20 years in the Air Force as a military pilot: $35,000 pension for life, starting at 38 years of age;
  • At 60 years of age, the $35,000 military pension automatically increases by an additional 40% (approx);
  • At 38 years of age; change careers, but remain within the public service, this allows you to build on a second defined benefit pension plan;
  • Since I still love my career, I will work until 60; hence will realize a combined pension portfolio earning $70,000 per year indexed for life
How much would one need to save to assure a lifetime annuity of $70,000 per annum, not to mention the annual increase to cost of living?

Answer: approximately $2 million!

So, just to recap; join the military and fly awesome planes until your first eligible retirement year; get back into the public service and complete a second pension. In the meantime spend all you make, every month and live life as though it will be your last day.
That sounds like one happy camper and his military and federal government pensions are both managed by PSP Investments, which recently reported exceptional four-year gains in their latest annual report. He will earn a very decent pension -- one that most people in the private sector can only dream of -- without worrying about the stock market or low interest rates.
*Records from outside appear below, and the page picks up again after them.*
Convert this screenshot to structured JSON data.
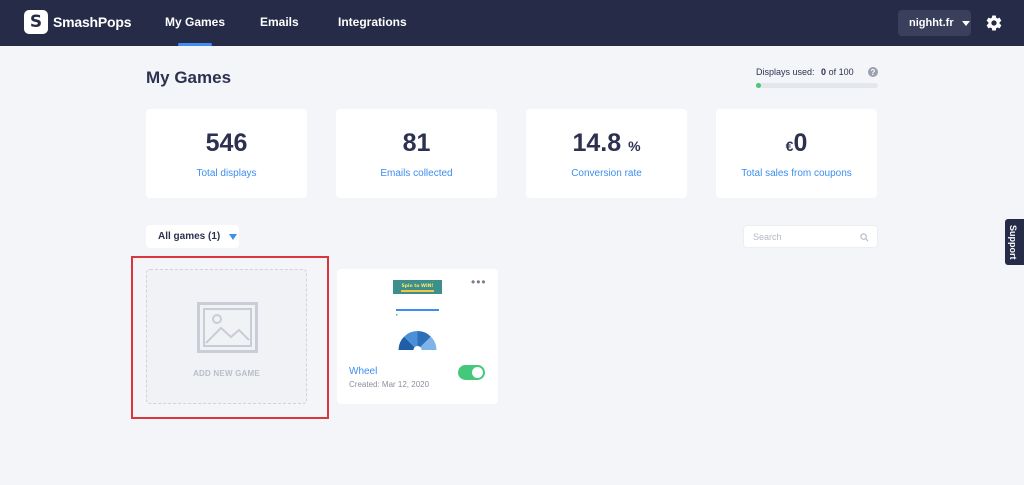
{
  "brand": {
    "logo_letter": "S",
    "name": "SmashPops"
  },
  "nav": {
    "items": [
      {
        "label": "My Games",
        "active": true
      },
      {
        "label": "Emails",
        "active": false
      },
      {
        "label": "Integrations",
        "active": false
      }
    ],
    "store": "nighht.fr",
    "settings_icon": "gear-icon"
  },
  "page": {
    "title": "My Games"
  },
  "usage": {
    "label": "Displays used:",
    "used": "0",
    "of_total": "of 100",
    "help": "?",
    "fraction_used": 0.0
  },
  "stats": [
    {
      "value": "546",
      "suffix": "",
      "prefix": "",
      "label": "Total displays"
    },
    {
      "value": "81",
      "suffix": "",
      "prefix": "",
      "label": "Emails collected"
    },
    {
      "value": "14.8",
      "suffix": "%",
      "prefix": "",
      "label": "Conversion rate"
    },
    {
      "value": "0",
      "suffix": "",
      "prefix": "€",
      "label": "Total sales from coupons"
    }
  ],
  "filter": {
    "label": "All games (1)"
  },
  "search": {
    "placeholder": "Search",
    "icon": "search-icon"
  },
  "support": {
    "label": "Support"
  },
  "add_card": {
    "label": "ADD NEW GAME",
    "icon": "image-placeholder-icon"
  },
  "games": [
    {
      "name": "Wheel",
      "created": "Created: Mar 12, 2020",
      "enabled": true,
      "thumbnail_title": "Spin to WIN!"
    }
  ],
  "colors": {
    "nav_bg": "#262b48",
    "accent": "#3d8ef0",
    "success": "#44c97a",
    "highlight": "#d9363e"
  }
}
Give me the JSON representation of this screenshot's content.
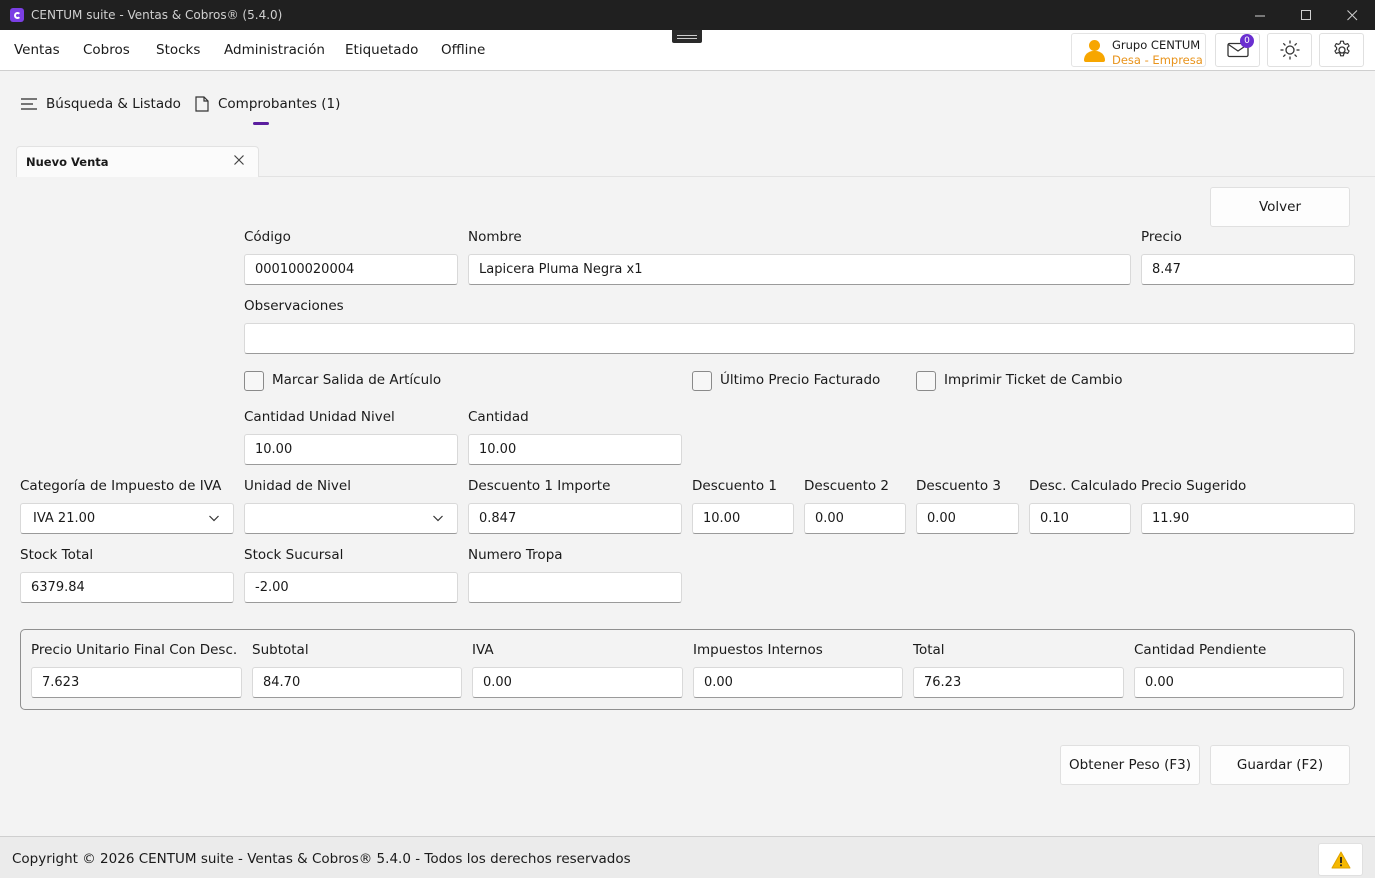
{
  "window": {
    "title": "CENTUM suite - Ventas & Cobros® (5.4.0)",
    "controls": [
      "minimize",
      "maximize",
      "close"
    ]
  },
  "menu": {
    "items": [
      "Ventas",
      "Cobros",
      "Stocks",
      "Administración",
      "Etiquetado",
      "Offline"
    ]
  },
  "user": {
    "group": "Grupo CENTUM",
    "company": "Desa - Empresa",
    "mail_badge": "0"
  },
  "nav_tabs": {
    "search": "Búsqueda & Listado",
    "vouchers": "Comprobantes (1)"
  },
  "doc_tab": {
    "label": "Nuevo Venta"
  },
  "actions": {
    "back": "Volver",
    "get_weight": "Obtener Peso (F3)",
    "save": "Guardar (F2)"
  },
  "form": {
    "codigo": {
      "label": "Código",
      "value": "000100020004"
    },
    "nombre": {
      "label": "Nombre",
      "value": "Lapicera Pluma Negra x1"
    },
    "precio": {
      "label": "Precio",
      "value": "8.47"
    },
    "observaciones": {
      "label": "Observaciones",
      "value": ""
    },
    "marcar_salida": {
      "label": "Marcar Salida de Artículo",
      "checked": false
    },
    "ultimo_precio": {
      "label": "Último Precio Facturado",
      "checked": false
    },
    "imprimir_ticket": {
      "label": "Imprimir Ticket de Cambio",
      "checked": false
    },
    "cantidad_unidad_nivel": {
      "label": "Cantidad Unidad Nivel",
      "value": "10.00"
    },
    "cantidad": {
      "label": "Cantidad",
      "value": "10.00"
    },
    "categoria_iva": {
      "label": "Categoría de Impuesto de IVA",
      "value": "IVA 21.00"
    },
    "unidad_nivel": {
      "label": "Unidad de Nivel",
      "value": ""
    },
    "descuento1_importe": {
      "label": "Descuento 1 Importe",
      "value": "0.847"
    },
    "descuento1": {
      "label": "Descuento 1",
      "value": "10.00"
    },
    "descuento2": {
      "label": "Descuento 2",
      "value": "0.00"
    },
    "descuento3": {
      "label": "Descuento 3",
      "value": "0.00"
    },
    "desc_calculado": {
      "label": "Desc. Calculado",
      "value": "0.10"
    },
    "precio_sugerido": {
      "label": "Precio Sugerido",
      "value": "11.90"
    },
    "stock_total": {
      "label": "Stock Total",
      "value": "6379.84"
    },
    "stock_sucursal": {
      "label": "Stock Sucursal",
      "value": "-2.00"
    },
    "numero_tropa": {
      "label": "Numero Tropa",
      "value": ""
    }
  },
  "totals": {
    "precio_unitario_final": {
      "label": "Precio Unitario Final Con Desc.",
      "value": "7.623"
    },
    "subtotal": {
      "label": "Subtotal",
      "value": "84.70"
    },
    "iva": {
      "label": "IVA",
      "value": "0.00"
    },
    "impuestos_internos": {
      "label": "Impuestos Internos",
      "value": "0.00"
    },
    "total": {
      "label": "Total",
      "value": "76.23"
    },
    "cantidad_pendiente": {
      "label": "Cantidad Pendiente",
      "value": "0.00"
    }
  },
  "footer": {
    "copyright": "Copyright © 2026 CENTUM suite - Ventas & Cobros® 5.4.0 - Todos los derechos reservados"
  },
  "colors": {
    "accent": "#5a1d9e",
    "brand": "#7b3fe4",
    "user_company": "#e8931b",
    "warning": "#f5b800"
  }
}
But as discussed above, public sector pensions are much more modest than this example and public sector workers pay a lot for the privilege of a DB plan. They work hard, are forced to save and their pensions are managed by well-governed pension plans, allowing them to retire with a modest income which they can count on in their golden years. This isn't rocket science; it's good pension policy and we need to expand this coverage to more Canadians.

Below, Jim Leech, President and CEO of the Ontario Teachers' Pension Plan, describes several advantages of the defined benefit pension model. And clips from last year's Walrus/ HOOPP Great Pension debate. Listen to Jim Keohane, President and CEO of Healthcare of Ontario Pension Plan, explaining why the current system is failing far too many Canadians. Luckily this isn't the case for HOOPP or OTPP's members because their DB plans are the best pension plans in the world.